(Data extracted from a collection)
···

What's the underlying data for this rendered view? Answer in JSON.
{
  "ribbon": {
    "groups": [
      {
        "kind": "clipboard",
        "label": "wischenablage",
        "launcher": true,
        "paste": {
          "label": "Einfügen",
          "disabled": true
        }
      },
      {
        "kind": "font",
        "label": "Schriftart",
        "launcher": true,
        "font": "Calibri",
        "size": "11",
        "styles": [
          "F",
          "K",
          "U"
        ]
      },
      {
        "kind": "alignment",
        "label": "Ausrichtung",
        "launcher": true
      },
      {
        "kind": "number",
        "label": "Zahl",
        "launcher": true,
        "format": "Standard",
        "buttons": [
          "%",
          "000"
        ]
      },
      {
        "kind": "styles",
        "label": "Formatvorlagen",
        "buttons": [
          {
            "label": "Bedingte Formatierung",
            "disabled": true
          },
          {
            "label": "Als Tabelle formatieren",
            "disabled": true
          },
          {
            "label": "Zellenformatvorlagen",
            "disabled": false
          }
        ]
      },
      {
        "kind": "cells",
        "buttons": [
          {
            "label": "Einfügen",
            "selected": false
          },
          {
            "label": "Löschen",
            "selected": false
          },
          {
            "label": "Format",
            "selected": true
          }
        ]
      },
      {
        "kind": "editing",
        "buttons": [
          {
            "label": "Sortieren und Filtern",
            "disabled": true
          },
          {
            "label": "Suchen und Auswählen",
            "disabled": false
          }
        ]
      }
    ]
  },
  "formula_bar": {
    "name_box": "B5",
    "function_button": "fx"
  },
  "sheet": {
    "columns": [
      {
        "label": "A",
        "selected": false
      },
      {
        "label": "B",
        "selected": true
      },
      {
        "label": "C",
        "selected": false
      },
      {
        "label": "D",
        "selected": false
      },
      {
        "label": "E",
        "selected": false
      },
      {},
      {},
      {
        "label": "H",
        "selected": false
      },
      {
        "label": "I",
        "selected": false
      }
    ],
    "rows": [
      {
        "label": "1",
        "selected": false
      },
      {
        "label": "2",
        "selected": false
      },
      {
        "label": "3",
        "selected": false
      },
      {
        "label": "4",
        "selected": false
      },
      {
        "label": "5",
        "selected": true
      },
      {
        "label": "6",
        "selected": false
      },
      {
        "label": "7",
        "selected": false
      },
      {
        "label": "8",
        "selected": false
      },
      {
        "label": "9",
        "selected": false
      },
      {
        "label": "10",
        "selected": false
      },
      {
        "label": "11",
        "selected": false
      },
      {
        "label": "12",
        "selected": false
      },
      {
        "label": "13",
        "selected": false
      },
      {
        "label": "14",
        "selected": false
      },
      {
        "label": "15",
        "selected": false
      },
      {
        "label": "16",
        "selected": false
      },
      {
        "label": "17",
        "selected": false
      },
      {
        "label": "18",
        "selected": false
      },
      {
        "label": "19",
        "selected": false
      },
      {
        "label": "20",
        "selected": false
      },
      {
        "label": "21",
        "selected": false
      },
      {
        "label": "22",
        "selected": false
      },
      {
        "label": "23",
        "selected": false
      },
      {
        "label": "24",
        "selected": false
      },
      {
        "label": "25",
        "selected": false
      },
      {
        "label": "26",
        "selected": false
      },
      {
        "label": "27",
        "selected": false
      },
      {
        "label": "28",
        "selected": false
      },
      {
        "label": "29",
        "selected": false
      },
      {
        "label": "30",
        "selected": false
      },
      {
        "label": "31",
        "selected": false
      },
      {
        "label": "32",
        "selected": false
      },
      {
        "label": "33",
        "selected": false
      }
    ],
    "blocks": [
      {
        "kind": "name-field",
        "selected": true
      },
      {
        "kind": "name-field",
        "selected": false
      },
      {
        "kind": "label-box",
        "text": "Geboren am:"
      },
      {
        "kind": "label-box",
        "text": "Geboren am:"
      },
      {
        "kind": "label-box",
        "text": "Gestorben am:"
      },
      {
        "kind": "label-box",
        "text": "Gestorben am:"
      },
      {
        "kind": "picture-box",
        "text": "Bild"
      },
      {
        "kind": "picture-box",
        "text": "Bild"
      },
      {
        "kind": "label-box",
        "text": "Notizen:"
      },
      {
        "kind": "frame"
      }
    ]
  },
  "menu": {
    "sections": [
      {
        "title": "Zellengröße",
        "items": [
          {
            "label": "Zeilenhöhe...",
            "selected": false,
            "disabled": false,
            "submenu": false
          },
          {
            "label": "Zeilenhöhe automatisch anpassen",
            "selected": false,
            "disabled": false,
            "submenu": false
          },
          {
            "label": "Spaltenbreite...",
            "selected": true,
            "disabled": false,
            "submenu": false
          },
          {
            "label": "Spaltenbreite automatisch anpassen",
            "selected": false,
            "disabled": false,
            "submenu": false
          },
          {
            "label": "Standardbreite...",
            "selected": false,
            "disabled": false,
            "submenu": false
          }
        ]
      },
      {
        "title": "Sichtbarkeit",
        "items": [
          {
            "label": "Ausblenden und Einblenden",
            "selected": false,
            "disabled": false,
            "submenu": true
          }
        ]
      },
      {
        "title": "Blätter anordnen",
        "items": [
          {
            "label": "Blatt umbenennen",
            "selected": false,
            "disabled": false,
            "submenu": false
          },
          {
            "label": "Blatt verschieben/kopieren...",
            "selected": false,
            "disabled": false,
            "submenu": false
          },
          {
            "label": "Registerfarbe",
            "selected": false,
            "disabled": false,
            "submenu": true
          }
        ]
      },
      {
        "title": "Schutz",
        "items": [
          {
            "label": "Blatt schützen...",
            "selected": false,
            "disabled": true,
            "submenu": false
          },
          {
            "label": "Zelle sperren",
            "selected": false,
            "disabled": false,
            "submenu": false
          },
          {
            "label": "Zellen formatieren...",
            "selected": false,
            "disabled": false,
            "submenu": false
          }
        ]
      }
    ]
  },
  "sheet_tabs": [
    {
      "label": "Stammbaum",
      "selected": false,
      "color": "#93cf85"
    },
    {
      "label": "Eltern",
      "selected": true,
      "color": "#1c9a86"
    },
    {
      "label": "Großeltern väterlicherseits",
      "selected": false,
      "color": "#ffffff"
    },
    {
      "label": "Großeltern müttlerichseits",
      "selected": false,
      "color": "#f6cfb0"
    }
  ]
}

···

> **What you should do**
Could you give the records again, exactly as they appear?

> **Task result**
What's the underlying data for this rendered view? Answer in JSON.
{
  "ribbon": {
    "groups": [
      {
        "kind": "clipboard",
        "label": "wischenablage",
        "launcher": true,
        "paste": {
          "label": "Einfügen",
          "disabled": true
        }
      },
      {
        "kind": "font",
        "label": "Schriftart",
        "launcher": true,
        "font": "Calibri",
        "size": "11",
        "styles": [
          "F",
          "K",
          "U"
        ]
      },
      {
        "kind": "alignment",
        "label": "Ausrichtung",
        "launcher": true
      },
      {
        "kind": "number",
        "label": "Zahl",
        "launcher": true,
        "format": "Standard",
        "buttons": [
          "%",
          "000"
        ]
      },
      {
        "kind": "styles",
        "label": "Formatvorlagen",
        "buttons": [
          {
            "label": "Bedingte Formatierung",
            "disabled": true
          },
          {
            "label": "Als Tabelle formatieren",
            "disabled": true
          },
          {
            "label": "Zellenformatvorlagen",
            "disabled": false
          }
        ]
      },
      {
        "kind": "cells",
        "buttons": [
          {
            "label": "Einfügen",
            "selected": false
          },
          {
            "label": "Löschen",
            "selected": false
          },
          {
            "label": "Format",
            "selected": true
          }
        ]
      },
      {
        "kind": "editing",
        "buttons": [
          {
            "label": "Sortieren und Filtern",
            "disabled": true
          },
          {
            "label": "Suchen und Auswählen",
            "disabled": false
          }
        ]
      }
    ]
  },
  "formula_bar": {
    "name_box": "B5",
    "function_button": "fx"
  },
  "sheet": {
    "columns": [
      {
        "label": "A",
        "selected": false
      },
      {
        "label": "B",
        "selected": true
      },
      {
        "label": "C",
        "selected": false
      },
      {
        "label": "D",
        "selected": false
      },
      {
        "label": "E",
        "selected": false
      },
      {},
      {},
      {
        "label": "H",
        "selected": false
      },
      {
        "label": "I",
        "selected": false
      }
    ],
    "rows": [
      {
        "label": "1",
        "selected": false
      },
      {
        "label": "2",
        "selected": false
      },
      {
        "label": "3",
        "selected": false
      },
      {
        "label": "4",
        "selected": false
      },
      {
        "label": "5",
        "selected": true
      },
      {
        "label": "6",
        "selected": false
      },
      {
        "label": "7",
        "selected": false
      },
      {
        "label": "8",
        "selected": false
      },
      {
        "label": "9",
        "selected": false
      },
      {
        "label": "10",
        "selected": false
      },
      {
        "label": "11",
        "selected": false
      },
      {
        "label": "12",
        "selected": false
      },
      {
        "label": "13",
        "selected": false
      },
      {
        "label": "14",
        "selected": false
      },
      {
        "label": "15",
        "selected": false
      },
      {
        "label": "16",
        "selected": false
      },
      {
        "label": "17",
        "selected": false
      },
      {
        "label": "18",
        "selected": false
      },
      {
        "label": "19",
        "selected": false
      },
      {
        "label": "20",
        "selected": false
      },
      {
        "label": "21",
        "selected": false
      },
      {
        "label": "22",
        "selected": false
      },
      {
        "label": "23",
        "selected": false
      },
      {
        "label": "24",
        "selected": false
      },
      {
        "label": "25",
        "selected": false
      },
      {
        "label": "26",
        "selected": false
      },
      {
        "label": "27",
        "selected": false
      },
      {
        "label": "28",
        "selected": false
      },
      {
        "label": "29",
        "selected": false
      },
      {
        "label": "30",
        "selected": false
      },
      {
        "label": "31",
        "selected": false
      },
      {
        "label": "32",
        "selected": false
      },
      {
        "label": "33",
        "selected": false
      }
    ],
    "blocks": [
      {
        "kind": "name-field",
        "selected": true
      },
      {
        "kind": "name-field",
        "selected": false
      },
      {
        "kind": "label-box",
        "text": "Geboren am:"
      },
      {
        "kind": "label-box",
        "text": "Geboren am:"
      },
      {
        "kind": "label-box",
        "text": "Gestorben am:"
      },
      {
        "kind": "label-box",
        "text": "Gestorben am:"
      },
      {
        "kind": "picture-box",
        "text": "Bild"
      },
      {
        "kind": "picture-box",
        "text": "Bild"
      },
      {
        "kind": "label-box",
        "text": "Notizen:"
      },
      {
        "kind": "frame"
      }
    ]
  },
  "menu": {
    "sections": [
      {
        "title": "Zellengröße",
        "items": [
          {
            "label": "Zeilenhöhe...",
            "selected": false,
            "disabled": false,
            "submenu": false
          },
          {
            "label": "Zeilenhöhe automatisch anpassen",
            "selected": false,
            "disabled": false,
            "submenu": false
          },
          {
            "label": "Spaltenbreite...",
            "selected": true,
            "disabled": false,
            "submenu": false
          },
          {
            "label": "Spaltenbreite automatisch anpassen",
            "selected": false,
            "disabled": false,
            "submenu": false
          },
          {
            "label": "Standardbreite...",
            "selected": false,
            "disabled": false,
            "submenu": false
          }
        ]
      },
      {
        "title": "Sichtbarkeit",
        "items": [
          {
            "label": "Ausblenden und Einblenden",
            "selected": false,
            "disabled": false,
            "submenu": true
          }
        ]
      },
      {
        "title": "Blätter anordnen",
        "items": [
          {
            "label": "Blatt umbenennen",
            "selected": false,
            "disabled": false,
            "submenu": false
          },
          {
            "label": "Blatt verschieben/kopieren...",
            "selected": false,
            "disabled": false,
            "submenu": false
          },
          {
            "label": "Registerfarbe",
            "selected": false,
            "disabled": false,
            "submenu": true
          }
        ]
      },
      {
        "title": "Schutz",
        "items": [
          {
            "label": "Blatt schützen...",
            "selected": false,
            "disabled": true,
            "submenu": false
          },
          {
            "label": "Zelle sperren",
            "selected": false,
            "disabled": false,
            "submenu": false
          },
          {
            "label": "Zellen formatieren...",
            "selected": false,
            "disabled": false,
            "submenu": false
          }
        ]
      }
    ]
  },
  "sheet_tabs": [
    {
      "label": "Stammbaum",
      "selected": false,
      "color": "#93cf85"
    },
    {
      "label": "Eltern",
      "selected": true,
      "color": "#1c9a86"
    },
    {
      "label": "Großeltern väterlicherseits",
      "selected": false,
      "color": "#ffffff"
    },
    {
      "label": "Großeltern müttlerichseits",
      "selected": false,
      "color": "#f6cfb0"
    }
  ]
}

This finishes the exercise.